Required action: Pictures aside, write out the data exactly as it reads.

Record set:
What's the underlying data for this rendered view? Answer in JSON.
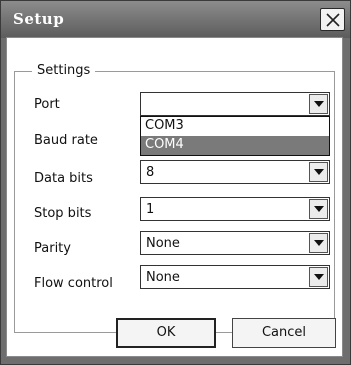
{
  "window": {
    "title": "Setup"
  },
  "group": {
    "label": "Settings"
  },
  "fields": {
    "port": {
      "label": "Port",
      "value": ""
    },
    "baud_rate": {
      "label": "Baud rate",
      "value": ""
    },
    "data_bits": {
      "label": "Data bits",
      "value": "8"
    },
    "stop_bits": {
      "label": "Stop bits",
      "value": "1"
    },
    "parity": {
      "label": "Parity",
      "value": "None"
    },
    "flow_control": {
      "label": "Flow control",
      "value": "None"
    }
  },
  "port_dropdown": {
    "options": [
      "COM3",
      "COM4"
    ],
    "highlighted": "COM4"
  },
  "buttons": {
    "ok": "OK",
    "cancel": "Cancel"
  },
  "colors": {
    "titlebar": "#6e6e6e",
    "dropdown_highlight": "#7a7a7a"
  }
}
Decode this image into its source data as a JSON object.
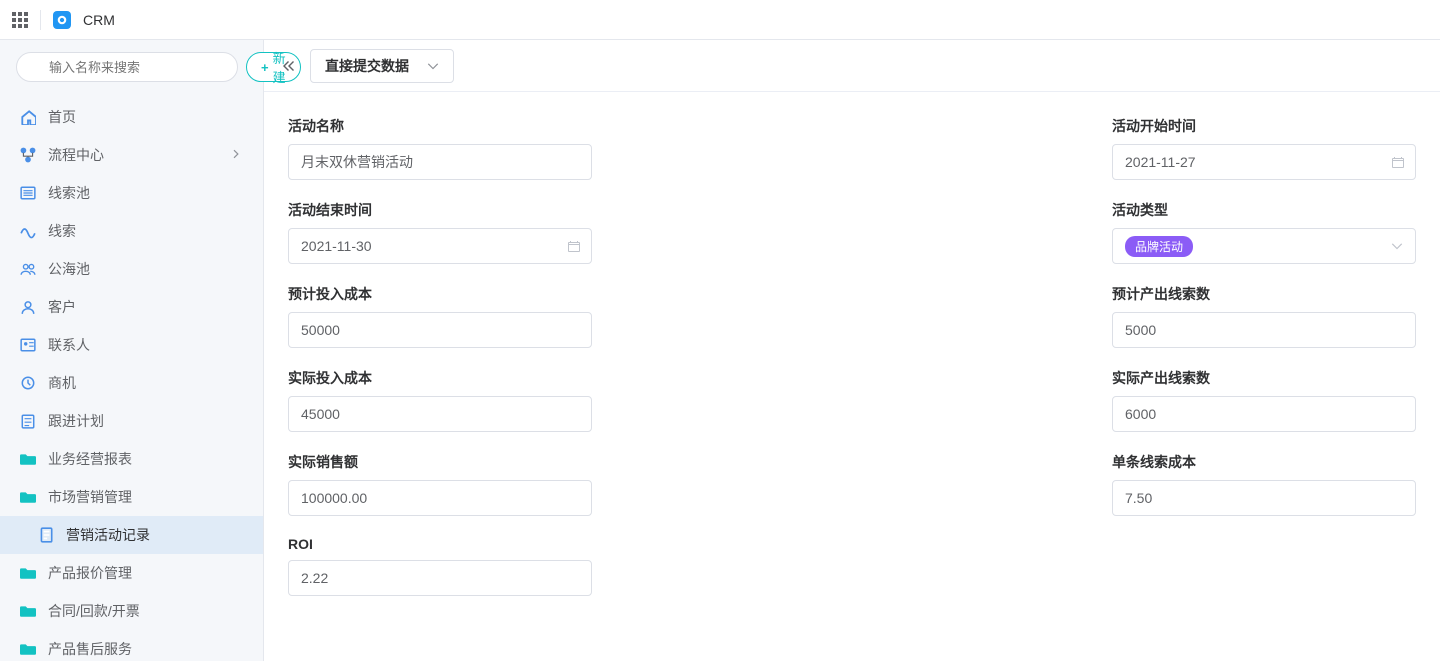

Answer to the problem:
What's the underlying data for this rendered view? Answer in JSON.
{
  "window": {
    "title": "Setup"
  },
  "group": {
    "label": "Settings"
  },
  "fields": {
    "port": {
      "label": "Port",
      "value": ""
    },
    "baud_rate": {
      "label": "Baud rate",
      "value": ""
    },
    "data_bits": {
      "label": "Data bits",
      "value": "8"
    },
    "stop_bits": {
      "label": "Stop bits",
      "value": "1"
    },
    "parity": {
      "label": "Parity",
      "value": "None"
    },
    "flow_control": {
      "label": "Flow control",
      "value": "None"
    }
  },
  "port_dropdown": {
    "options": [
      "COM3",
      "COM4"
    ],
    "highlighted": "COM4"
  },
  "buttons": {
    "ok": "OK",
    "cancel": "Cancel"
  },
  "colors": {
    "titlebar": "#6e6e6e",
    "dropdown_highlight": "#7a7a7a"
  }
}
Decode this image into its source data as a JSON object.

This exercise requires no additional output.